Information shown:
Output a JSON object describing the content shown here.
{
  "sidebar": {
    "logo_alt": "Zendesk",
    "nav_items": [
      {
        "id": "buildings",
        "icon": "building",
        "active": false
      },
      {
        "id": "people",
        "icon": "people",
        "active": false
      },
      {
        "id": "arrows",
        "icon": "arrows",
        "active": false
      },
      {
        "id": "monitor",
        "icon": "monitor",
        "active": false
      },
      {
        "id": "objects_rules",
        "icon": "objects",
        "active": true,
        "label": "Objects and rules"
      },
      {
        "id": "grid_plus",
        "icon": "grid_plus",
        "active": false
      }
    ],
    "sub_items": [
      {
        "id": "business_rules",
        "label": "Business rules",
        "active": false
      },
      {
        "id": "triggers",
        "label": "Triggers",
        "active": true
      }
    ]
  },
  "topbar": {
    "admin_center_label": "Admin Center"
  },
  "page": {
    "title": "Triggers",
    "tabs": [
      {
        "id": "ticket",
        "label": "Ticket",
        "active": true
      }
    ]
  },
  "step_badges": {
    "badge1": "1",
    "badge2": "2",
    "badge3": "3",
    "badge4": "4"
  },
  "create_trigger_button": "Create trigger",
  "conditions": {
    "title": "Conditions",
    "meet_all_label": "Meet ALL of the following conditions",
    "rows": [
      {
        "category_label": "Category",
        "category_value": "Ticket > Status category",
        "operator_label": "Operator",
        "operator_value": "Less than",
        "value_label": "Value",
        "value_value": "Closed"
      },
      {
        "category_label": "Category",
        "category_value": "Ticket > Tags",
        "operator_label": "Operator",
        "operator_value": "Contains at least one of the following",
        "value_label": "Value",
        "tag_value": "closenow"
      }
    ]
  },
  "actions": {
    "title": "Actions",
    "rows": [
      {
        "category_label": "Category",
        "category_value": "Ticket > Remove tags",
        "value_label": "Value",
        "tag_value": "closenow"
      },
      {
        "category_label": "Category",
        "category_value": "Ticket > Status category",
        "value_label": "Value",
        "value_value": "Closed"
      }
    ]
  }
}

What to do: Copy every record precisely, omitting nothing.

Your solution:
Output a JSON object describing the content shown here.
{
  "sidebar": {
    "logo_alt": "Zendesk",
    "nav_items": [
      {
        "id": "buildings",
        "icon": "building",
        "active": false
      },
      {
        "id": "people",
        "icon": "people",
        "active": false
      },
      {
        "id": "arrows",
        "icon": "arrows",
        "active": false
      },
      {
        "id": "monitor",
        "icon": "monitor",
        "active": false
      },
      {
        "id": "objects_rules",
        "icon": "objects",
        "active": true,
        "label": "Objects and rules"
      },
      {
        "id": "grid_plus",
        "icon": "grid_plus",
        "active": false
      }
    ],
    "sub_items": [
      {
        "id": "business_rules",
        "label": "Business rules",
        "active": false
      },
      {
        "id": "triggers",
        "label": "Triggers",
        "active": true
      }
    ]
  },
  "topbar": {
    "admin_center_label": "Admin Center"
  },
  "page": {
    "title": "Triggers",
    "tabs": [
      {
        "id": "ticket",
        "label": "Ticket",
        "active": true
      }
    ]
  },
  "step_badges": {
    "badge1": "1",
    "badge2": "2",
    "badge3": "3",
    "badge4": "4"
  },
  "create_trigger_button": "Create trigger",
  "conditions": {
    "title": "Conditions",
    "meet_all_label": "Meet ALL of the following conditions",
    "rows": [
      {
        "category_label": "Category",
        "category_value": "Ticket > Status category",
        "operator_label": "Operator",
        "operator_value": "Less than",
        "value_label": "Value",
        "value_value": "Closed"
      },
      {
        "category_label": "Category",
        "category_value": "Ticket > Tags",
        "operator_label": "Operator",
        "operator_value": "Contains at least one of the following",
        "value_label": "Value",
        "tag_value": "closenow"
      }
    ]
  },
  "actions": {
    "title": "Actions",
    "rows": [
      {
        "category_label": "Category",
        "category_value": "Ticket > Remove tags",
        "value_label": "Value",
        "tag_value": "closenow"
      },
      {
        "category_label": "Category",
        "category_value": "Ticket > Status category",
        "value_label": "Value",
        "value_value": "Closed"
      }
    ]
  }
}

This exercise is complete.